§ Aim of the task:
Below, find each line holding "text" and state how many there are, using the number alone.

§ Data for analysis:
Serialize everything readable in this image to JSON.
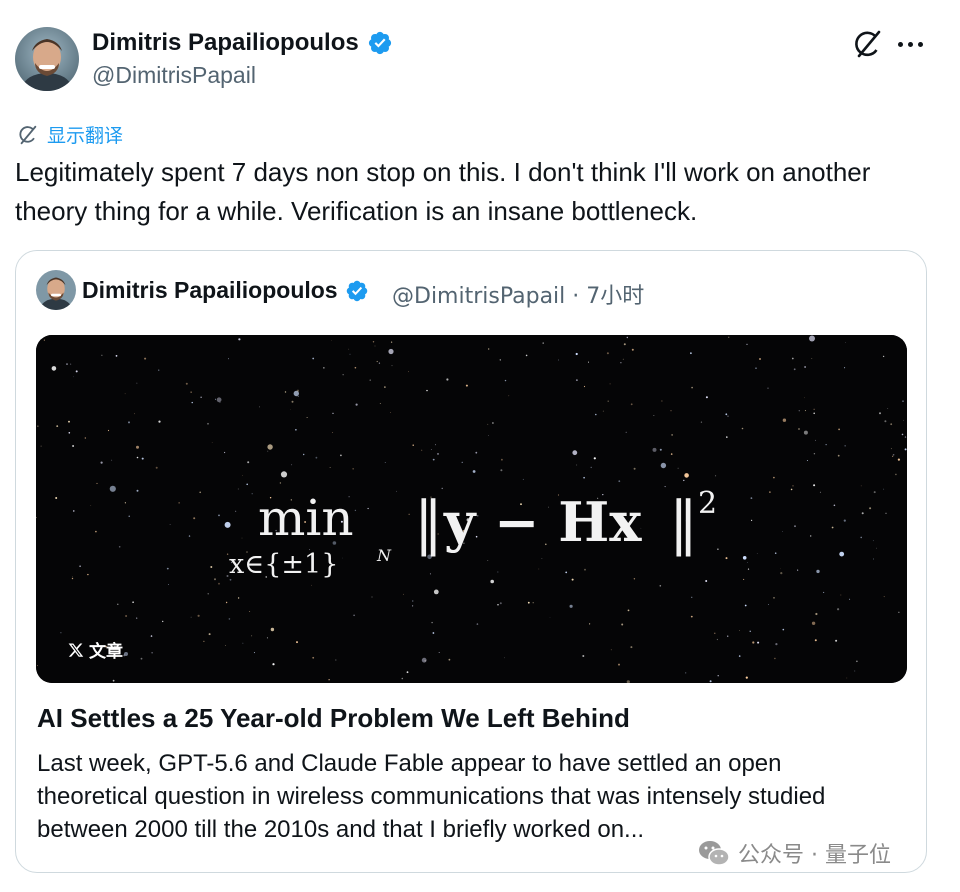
{
  "tweet": {
    "author_name": "Dimitris Papailiopoulos",
    "author_handle": "@DimitrisPapail",
    "translate_label": "显示翻译",
    "text": "Legitimately spent 7 days non stop on this. I don't think I'll work on another theory thing for a while. Verification is an insane bottleneck."
  },
  "quote": {
    "author_name": "Dimitris Papailiopoulos",
    "meta": "@DimitrisPapail · 7小时",
    "image": {
      "formula": {
        "op": "min",
        "sub": "x∈{±1}",
        "sub_sup": "N",
        "body_left": "‖",
        "body": "y − Hx",
        "body_right": "‖",
        "sup": "2"
      },
      "badge": "文章"
    },
    "article_title": "AI Settles a 25 Year-old Problem We Left Behind",
    "article_desc": "Last week, GPT-5.6 and Claude Fable appear to have settled an open theoretical question in wireless communications that was intensely studied between 2000 till the 2010s and that I briefly worked on..."
  },
  "watermark": {
    "text": "公众号 · 量子位"
  },
  "icons": {
    "verified": "verified-badge-icon",
    "grok": "grok-icon",
    "more": "more-icon",
    "translate": "grok-icon",
    "x_logo": "x-logo-icon",
    "wechat": "wechat-icon"
  },
  "colors": {
    "text": "#0f1419",
    "secondary": "#536471",
    "accent": "#1d9bf0",
    "border": "#cfd9de",
    "image_bg": "#050506"
  }
}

§ Output of the task:
3